“The retraction has ended. We are in a period of growth now and I think that the streamlining is good. I think we all agree that it’s a good idea that there’s only one UCI race per-weekend. We want the focus to be those races and for the best riders to be at those races. So that does mean that there’s less capacity but we also have some open weekends, like the weekend before nationals,” he added.

Curtis White (Cannondale p/b Cyclocrossworld.com) escaped early and comfortably rode to victory. Photo: Chris McIntosh

According to Myerson, it is gravel racing that has inspired a new audience towards cyclocross with participants in the “new” discipline searching for new challenges during the winter months.

“As far as the regeneration goes, I have a sense of what’s happening in New England because I’m here but I’m also on the USA Cycling ‘cross committee, and I think that you’re seeing the comeback,” he said.

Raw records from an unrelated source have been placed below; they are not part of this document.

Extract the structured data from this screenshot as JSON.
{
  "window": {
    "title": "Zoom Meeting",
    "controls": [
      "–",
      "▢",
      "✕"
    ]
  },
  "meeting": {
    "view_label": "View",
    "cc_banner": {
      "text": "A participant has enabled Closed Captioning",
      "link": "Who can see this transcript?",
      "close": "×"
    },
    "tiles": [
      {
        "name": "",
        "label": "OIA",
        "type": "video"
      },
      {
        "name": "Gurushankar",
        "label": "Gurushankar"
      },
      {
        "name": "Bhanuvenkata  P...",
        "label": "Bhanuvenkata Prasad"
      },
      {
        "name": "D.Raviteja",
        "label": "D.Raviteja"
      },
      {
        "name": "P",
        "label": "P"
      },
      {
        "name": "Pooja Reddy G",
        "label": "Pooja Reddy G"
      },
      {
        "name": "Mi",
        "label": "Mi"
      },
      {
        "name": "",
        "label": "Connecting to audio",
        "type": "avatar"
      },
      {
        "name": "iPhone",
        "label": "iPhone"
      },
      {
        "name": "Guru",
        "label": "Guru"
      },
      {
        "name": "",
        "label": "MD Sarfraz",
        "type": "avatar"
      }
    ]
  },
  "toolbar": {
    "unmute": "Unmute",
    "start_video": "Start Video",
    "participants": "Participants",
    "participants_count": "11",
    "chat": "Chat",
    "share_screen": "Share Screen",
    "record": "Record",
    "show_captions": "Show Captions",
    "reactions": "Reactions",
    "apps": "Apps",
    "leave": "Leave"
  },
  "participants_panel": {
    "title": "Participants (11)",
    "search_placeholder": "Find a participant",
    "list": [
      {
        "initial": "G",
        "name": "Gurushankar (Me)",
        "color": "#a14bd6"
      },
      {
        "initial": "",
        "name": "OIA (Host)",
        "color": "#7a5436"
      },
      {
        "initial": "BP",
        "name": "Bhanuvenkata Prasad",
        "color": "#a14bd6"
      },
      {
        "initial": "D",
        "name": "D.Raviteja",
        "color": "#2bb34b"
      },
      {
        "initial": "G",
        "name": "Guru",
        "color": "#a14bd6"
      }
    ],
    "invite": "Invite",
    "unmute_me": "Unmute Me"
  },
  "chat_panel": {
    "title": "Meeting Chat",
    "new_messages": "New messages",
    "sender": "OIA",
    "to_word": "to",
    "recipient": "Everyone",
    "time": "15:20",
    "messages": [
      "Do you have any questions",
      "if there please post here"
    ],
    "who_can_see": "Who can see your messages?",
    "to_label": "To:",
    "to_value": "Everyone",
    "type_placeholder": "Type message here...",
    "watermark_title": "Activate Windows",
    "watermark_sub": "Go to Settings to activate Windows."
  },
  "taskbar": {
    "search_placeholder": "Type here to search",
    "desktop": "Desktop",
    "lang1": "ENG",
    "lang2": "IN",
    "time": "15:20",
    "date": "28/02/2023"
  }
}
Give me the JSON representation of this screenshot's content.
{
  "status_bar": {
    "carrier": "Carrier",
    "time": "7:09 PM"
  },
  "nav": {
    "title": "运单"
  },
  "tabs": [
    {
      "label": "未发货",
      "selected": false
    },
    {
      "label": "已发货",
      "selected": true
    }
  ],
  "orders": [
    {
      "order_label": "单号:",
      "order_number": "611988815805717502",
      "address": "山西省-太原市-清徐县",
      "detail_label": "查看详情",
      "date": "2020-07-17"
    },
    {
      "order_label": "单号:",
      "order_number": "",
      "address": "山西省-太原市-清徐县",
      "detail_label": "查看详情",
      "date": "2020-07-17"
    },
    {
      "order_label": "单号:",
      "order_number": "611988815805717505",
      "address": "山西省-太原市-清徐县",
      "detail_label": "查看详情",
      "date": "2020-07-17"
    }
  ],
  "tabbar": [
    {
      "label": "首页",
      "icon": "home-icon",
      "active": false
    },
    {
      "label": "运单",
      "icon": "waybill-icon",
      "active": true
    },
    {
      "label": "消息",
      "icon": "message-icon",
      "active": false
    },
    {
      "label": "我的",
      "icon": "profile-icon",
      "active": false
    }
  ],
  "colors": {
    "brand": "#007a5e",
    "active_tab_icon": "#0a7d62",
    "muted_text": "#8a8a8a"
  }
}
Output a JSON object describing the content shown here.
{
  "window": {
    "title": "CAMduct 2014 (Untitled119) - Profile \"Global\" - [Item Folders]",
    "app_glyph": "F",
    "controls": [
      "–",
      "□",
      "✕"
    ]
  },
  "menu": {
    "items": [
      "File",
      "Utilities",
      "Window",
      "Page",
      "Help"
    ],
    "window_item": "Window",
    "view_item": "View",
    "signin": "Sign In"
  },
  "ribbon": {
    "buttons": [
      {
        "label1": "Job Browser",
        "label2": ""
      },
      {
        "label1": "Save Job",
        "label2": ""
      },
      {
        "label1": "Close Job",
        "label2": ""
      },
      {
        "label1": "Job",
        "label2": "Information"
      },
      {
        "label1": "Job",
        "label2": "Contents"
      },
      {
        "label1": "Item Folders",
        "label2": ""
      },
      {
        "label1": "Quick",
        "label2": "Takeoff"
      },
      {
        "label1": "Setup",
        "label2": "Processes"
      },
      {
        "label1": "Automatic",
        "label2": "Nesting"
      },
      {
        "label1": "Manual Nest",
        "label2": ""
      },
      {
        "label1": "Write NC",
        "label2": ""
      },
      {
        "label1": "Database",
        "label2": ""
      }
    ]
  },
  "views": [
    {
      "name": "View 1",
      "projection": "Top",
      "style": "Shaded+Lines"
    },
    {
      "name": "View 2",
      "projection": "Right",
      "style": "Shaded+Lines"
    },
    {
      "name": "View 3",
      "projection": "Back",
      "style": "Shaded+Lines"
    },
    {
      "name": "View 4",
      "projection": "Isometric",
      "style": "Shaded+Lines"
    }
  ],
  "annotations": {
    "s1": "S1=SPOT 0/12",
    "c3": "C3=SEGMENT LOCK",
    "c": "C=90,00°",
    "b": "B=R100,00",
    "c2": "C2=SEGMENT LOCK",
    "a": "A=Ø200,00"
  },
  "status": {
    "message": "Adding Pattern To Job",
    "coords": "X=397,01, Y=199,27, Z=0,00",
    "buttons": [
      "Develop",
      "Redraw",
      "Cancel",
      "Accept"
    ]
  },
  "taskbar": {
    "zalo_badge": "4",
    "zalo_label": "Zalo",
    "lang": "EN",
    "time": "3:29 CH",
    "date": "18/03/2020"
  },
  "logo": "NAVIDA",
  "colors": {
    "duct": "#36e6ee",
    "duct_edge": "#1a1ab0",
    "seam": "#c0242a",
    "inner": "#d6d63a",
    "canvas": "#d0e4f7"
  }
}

“You’re seeing it in the Northwest right now with a new series and a new organizer. It’s growing and I have my fingers crossed. This is anecdotal but the popularity in gravel is going to lead to an echo in cyclocross, more so than it will on the road. A lot of the new gravel racers have bikes that are suitable for cyclocross and they want to keep riding. I know that as a coach and an organizer I’m getting enquiries from folks on the gravel side who want to check out ‘cross and want to get started.”

For now the NECXS series has been shuttered but Myerson still holds out hope that he will be able to resurrect it in the coming years ahead.

Who knows? Maybe gravel racing and the new cyclocross events springing up in the U.S. will provide the perfect landscape for a once great series to find its place on the calendar once more.

“My vision for a cyclocross series in New England is still there and I hope that with some of the race organizers who are growing their races right now they might get to the level of where they are interested. I’m absolutely committed to trying to reinstate or revive it but that’s not next year either. It takes a couple of years to get to that level, so for now I have to call it an indefinite postponement.”